Article 2 of the draft COP21 agreement:
“1.[All Parties [shall] regularly prepare, communicate [and implement] [intended] nationally determined [contributions][components] [on [mitigation] and adaptation] [undertakings in adaptation planning] [and means of implementation]”
This is just one sentence in the draft of the accord being negotiated in Le Bourget this week. Everything that is in parenthesis is in contention by a negotiator from a member country. “Shall” and “should” have different meanings – one is legally binding and the other simply a recommendation. As I understand it, there are now hundreds of lawyers combing through the document. Imminently, countries will make known the ideas on which they are willing to negotiate and those they are not. Each country gets time to speak in front of the negotiating parties, and these meetings are held behind closed doors.

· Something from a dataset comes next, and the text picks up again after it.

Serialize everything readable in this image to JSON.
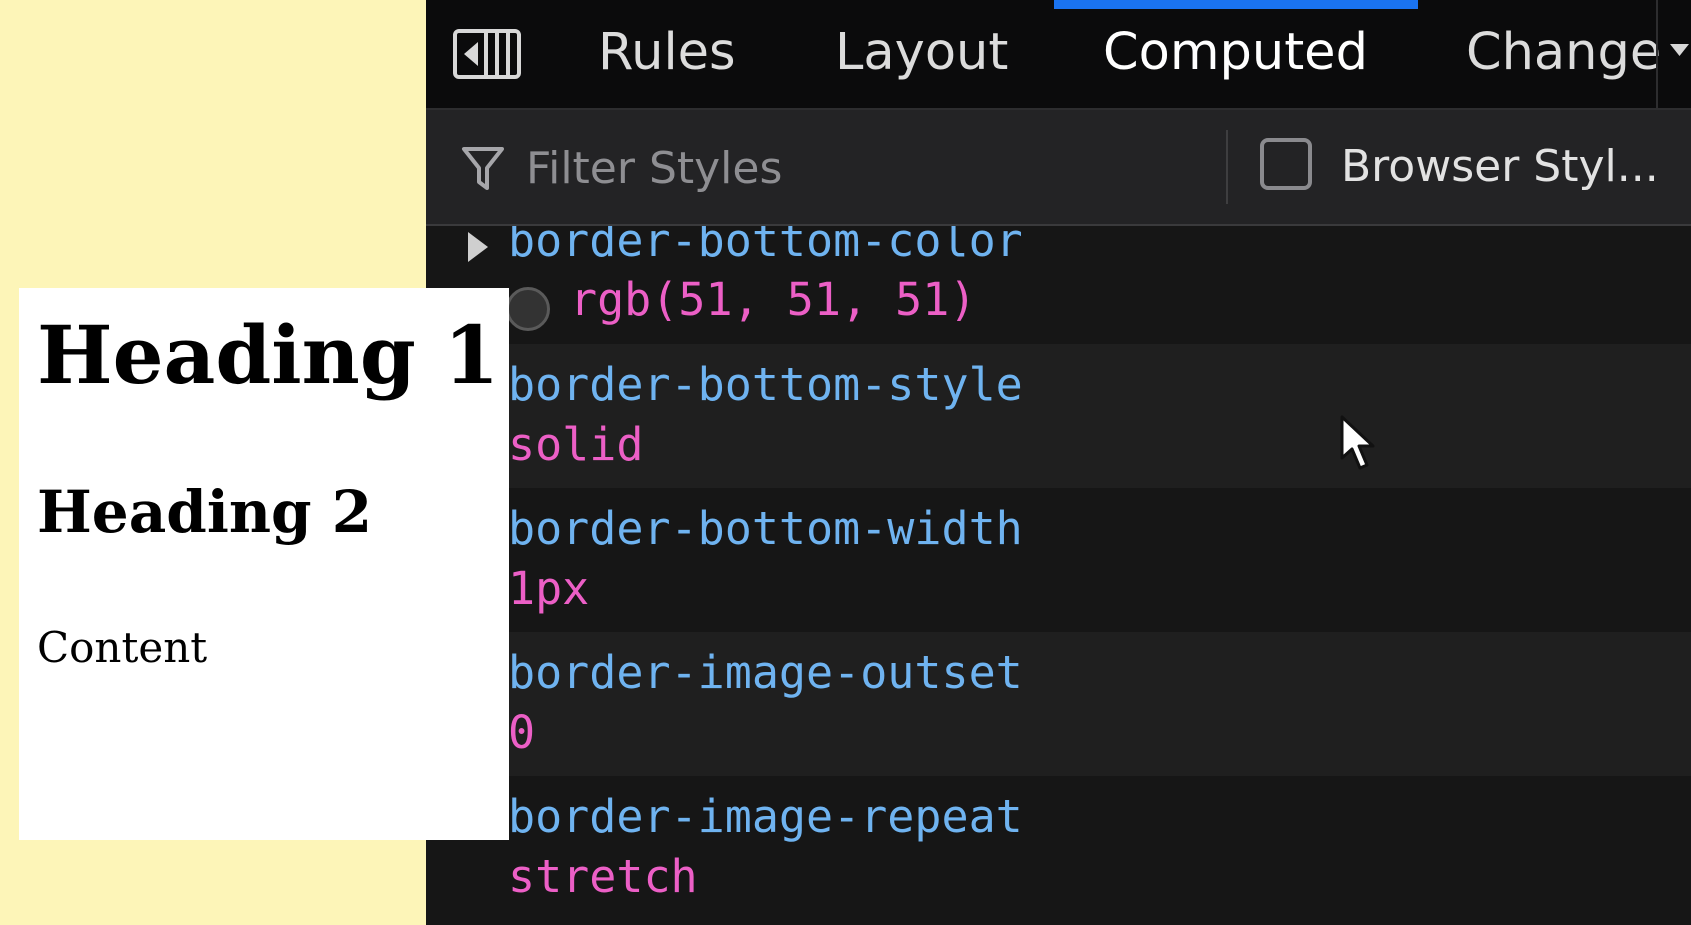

There seems to be a public and a private side to the “blue zone” at COP21, with most negotiating action happening behind closed doors. There is a security guard outside of each meeting room checking for appropriate credentials. The halls of the meeting room area have a quiet seriousness that is far different from the high energy found elsewhere. Away from the private rooms are the country exhibit areas. Negotiators can be seen working and relaxing in these areas. The press is everywhere, but also has a large central base in the midst of it all. People from 194 countries are going about the business of our climate future in every part of the huge complex.